- TASK TO COMPLETE
Copy out every line of the data where the word "chevron" is found.

(Data entries)
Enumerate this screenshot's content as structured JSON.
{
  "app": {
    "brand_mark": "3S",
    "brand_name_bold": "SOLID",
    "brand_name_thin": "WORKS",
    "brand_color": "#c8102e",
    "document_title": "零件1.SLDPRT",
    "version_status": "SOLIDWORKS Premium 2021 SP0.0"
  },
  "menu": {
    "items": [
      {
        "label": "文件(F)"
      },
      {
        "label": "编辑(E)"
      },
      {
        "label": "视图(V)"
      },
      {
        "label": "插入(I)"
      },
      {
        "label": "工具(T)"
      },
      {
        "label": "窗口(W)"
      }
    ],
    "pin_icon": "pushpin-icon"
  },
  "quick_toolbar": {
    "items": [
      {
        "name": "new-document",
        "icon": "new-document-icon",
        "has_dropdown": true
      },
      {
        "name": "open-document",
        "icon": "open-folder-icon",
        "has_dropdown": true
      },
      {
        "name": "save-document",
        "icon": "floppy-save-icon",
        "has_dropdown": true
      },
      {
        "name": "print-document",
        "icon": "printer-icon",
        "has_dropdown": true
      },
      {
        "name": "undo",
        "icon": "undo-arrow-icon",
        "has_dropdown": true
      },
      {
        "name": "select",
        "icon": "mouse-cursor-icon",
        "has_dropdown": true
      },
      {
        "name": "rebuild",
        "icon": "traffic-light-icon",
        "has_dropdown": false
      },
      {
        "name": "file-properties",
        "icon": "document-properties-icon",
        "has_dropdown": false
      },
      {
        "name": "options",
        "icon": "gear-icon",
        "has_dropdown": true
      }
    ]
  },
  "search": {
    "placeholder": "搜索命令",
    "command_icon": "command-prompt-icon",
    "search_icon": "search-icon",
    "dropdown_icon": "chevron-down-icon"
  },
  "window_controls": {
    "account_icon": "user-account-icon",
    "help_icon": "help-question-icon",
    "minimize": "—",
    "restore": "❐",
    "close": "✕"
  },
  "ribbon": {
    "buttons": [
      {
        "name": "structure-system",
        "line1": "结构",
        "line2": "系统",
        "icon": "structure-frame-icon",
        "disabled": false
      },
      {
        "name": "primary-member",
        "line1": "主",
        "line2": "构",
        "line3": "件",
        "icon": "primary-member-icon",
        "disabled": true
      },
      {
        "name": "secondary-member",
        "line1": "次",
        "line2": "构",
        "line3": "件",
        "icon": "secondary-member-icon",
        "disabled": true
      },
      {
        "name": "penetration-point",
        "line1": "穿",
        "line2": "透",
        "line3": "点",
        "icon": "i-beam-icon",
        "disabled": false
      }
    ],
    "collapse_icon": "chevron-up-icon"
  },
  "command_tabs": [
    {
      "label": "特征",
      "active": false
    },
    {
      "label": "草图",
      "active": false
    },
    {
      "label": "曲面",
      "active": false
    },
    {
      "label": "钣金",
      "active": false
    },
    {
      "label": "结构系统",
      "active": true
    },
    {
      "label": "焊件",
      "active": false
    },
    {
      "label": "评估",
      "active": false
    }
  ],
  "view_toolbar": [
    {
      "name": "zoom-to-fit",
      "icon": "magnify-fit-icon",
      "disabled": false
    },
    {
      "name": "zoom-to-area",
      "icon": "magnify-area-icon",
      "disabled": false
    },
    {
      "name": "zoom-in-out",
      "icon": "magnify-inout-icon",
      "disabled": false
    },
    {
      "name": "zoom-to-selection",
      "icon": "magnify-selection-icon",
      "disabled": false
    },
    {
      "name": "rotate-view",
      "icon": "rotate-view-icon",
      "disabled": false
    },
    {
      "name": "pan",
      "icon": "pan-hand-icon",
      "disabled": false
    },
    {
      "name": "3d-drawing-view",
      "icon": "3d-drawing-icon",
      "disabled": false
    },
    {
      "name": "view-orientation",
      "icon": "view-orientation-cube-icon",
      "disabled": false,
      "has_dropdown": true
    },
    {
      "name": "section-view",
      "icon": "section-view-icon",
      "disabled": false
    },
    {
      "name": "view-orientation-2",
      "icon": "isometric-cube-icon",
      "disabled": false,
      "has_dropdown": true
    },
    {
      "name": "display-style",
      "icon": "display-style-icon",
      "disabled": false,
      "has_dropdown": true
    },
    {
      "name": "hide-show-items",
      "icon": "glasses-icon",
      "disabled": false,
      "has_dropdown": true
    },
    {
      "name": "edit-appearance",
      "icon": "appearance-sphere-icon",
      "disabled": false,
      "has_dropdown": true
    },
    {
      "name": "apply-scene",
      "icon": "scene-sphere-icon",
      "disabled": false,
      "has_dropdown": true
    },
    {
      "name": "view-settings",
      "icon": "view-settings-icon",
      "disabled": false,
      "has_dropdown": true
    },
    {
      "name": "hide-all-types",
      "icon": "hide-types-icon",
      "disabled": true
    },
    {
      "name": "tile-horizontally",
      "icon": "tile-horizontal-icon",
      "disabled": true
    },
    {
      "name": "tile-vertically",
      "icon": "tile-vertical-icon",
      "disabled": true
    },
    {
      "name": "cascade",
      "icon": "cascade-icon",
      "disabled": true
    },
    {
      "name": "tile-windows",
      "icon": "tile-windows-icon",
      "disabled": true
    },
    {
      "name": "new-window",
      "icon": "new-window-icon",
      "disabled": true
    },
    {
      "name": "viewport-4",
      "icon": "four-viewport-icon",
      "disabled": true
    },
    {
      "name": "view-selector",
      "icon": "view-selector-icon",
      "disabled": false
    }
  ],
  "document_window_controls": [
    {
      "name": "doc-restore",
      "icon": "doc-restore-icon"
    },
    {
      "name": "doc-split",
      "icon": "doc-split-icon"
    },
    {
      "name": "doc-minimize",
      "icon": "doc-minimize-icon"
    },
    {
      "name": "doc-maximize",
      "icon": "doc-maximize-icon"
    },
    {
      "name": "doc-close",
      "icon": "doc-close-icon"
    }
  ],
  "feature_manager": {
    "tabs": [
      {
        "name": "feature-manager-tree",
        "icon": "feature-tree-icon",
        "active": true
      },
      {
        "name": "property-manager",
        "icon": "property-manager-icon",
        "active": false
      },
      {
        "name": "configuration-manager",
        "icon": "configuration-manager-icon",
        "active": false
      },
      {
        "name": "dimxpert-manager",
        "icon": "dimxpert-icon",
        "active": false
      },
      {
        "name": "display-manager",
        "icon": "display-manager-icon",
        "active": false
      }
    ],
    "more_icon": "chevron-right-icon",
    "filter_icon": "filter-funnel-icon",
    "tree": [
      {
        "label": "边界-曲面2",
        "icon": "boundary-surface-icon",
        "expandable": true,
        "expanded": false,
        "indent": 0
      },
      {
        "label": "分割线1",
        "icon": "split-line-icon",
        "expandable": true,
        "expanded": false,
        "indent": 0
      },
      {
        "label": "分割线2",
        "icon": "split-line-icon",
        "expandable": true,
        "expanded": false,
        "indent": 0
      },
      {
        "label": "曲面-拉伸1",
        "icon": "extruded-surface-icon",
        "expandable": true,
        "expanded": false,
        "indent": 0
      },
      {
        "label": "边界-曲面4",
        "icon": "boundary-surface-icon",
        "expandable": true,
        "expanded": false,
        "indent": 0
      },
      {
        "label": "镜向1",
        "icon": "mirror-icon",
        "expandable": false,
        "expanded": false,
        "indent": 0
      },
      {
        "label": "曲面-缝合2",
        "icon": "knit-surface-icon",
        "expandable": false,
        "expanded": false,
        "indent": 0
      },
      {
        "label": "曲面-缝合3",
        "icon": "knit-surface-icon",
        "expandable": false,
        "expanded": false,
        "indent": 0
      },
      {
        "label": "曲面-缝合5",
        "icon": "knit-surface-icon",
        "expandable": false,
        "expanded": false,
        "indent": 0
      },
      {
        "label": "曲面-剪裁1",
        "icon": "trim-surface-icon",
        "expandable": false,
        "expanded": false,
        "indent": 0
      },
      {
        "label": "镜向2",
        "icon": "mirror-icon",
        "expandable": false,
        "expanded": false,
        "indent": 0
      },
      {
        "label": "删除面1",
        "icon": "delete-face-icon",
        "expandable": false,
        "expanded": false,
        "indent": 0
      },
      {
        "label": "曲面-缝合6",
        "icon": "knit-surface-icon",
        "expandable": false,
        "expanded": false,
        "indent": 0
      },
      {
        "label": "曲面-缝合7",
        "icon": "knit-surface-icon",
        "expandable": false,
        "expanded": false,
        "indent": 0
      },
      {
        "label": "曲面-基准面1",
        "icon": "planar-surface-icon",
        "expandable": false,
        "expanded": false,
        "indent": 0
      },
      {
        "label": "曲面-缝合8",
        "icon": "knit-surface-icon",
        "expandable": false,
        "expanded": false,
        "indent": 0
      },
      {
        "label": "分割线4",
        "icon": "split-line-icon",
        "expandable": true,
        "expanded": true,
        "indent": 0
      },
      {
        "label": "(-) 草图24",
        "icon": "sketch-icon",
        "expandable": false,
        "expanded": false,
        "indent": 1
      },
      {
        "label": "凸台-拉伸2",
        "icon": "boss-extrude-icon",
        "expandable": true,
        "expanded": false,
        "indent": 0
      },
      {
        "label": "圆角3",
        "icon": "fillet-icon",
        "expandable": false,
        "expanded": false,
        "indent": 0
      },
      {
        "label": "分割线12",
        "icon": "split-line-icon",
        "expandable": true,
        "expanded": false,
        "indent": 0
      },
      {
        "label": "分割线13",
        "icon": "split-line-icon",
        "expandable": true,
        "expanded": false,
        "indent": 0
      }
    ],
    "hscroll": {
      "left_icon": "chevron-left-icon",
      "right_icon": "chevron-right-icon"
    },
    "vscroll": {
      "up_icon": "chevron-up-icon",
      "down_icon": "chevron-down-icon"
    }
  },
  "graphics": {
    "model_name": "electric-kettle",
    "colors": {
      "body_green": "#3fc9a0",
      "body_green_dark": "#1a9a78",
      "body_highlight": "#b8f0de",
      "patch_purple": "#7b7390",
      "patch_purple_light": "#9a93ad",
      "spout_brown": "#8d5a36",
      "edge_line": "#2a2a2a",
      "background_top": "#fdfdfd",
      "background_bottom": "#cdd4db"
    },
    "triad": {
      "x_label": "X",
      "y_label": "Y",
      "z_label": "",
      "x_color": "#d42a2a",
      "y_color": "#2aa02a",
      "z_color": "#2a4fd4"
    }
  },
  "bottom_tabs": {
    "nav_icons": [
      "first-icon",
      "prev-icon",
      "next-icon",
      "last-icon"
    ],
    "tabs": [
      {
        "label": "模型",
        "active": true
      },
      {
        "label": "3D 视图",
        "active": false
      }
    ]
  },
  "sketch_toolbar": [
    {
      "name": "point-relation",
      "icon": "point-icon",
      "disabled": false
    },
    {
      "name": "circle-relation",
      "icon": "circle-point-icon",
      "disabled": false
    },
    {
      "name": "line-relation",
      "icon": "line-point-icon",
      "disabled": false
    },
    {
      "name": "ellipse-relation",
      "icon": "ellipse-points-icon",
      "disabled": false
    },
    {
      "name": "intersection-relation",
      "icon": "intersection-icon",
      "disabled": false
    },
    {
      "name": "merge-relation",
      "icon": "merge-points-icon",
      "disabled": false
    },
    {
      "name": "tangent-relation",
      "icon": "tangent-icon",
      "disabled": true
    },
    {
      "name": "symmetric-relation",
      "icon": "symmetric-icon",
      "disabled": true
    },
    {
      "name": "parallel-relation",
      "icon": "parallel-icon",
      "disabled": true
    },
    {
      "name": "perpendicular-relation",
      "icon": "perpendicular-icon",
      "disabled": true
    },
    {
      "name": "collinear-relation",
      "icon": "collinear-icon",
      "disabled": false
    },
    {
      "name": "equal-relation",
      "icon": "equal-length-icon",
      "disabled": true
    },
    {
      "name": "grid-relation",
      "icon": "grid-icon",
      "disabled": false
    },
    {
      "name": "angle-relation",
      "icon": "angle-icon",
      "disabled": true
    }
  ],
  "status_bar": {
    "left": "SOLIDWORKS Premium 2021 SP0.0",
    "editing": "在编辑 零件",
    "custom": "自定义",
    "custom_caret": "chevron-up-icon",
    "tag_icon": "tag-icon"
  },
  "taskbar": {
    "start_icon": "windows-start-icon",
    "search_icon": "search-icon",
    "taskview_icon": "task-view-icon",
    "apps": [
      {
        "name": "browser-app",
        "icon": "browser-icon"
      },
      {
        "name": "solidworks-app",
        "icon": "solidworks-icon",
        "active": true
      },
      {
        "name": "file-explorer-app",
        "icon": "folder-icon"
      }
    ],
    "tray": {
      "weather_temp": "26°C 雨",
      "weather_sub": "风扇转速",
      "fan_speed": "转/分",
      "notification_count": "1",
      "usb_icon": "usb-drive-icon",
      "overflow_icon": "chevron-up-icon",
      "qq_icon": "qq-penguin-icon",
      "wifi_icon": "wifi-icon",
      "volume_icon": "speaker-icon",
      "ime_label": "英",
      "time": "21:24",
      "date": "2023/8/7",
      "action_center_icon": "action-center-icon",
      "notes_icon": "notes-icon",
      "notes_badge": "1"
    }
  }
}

- EXPECTED ANSWER
    "dropdown_icon": "chevron-down-icon"
    "collapse_icon": "chevron-up-icon"
    "more_icon": "chevron-right-icon",
      "left_icon": "chevron-left-icon",
      "right_icon": "chevron-right-icon"
      "up_icon": "chevron-up-icon",
      "down_icon": "chevron-down-icon"
    "custom_caret": "chevron-up-icon",
      "overflow_icon": "chevron-up-icon",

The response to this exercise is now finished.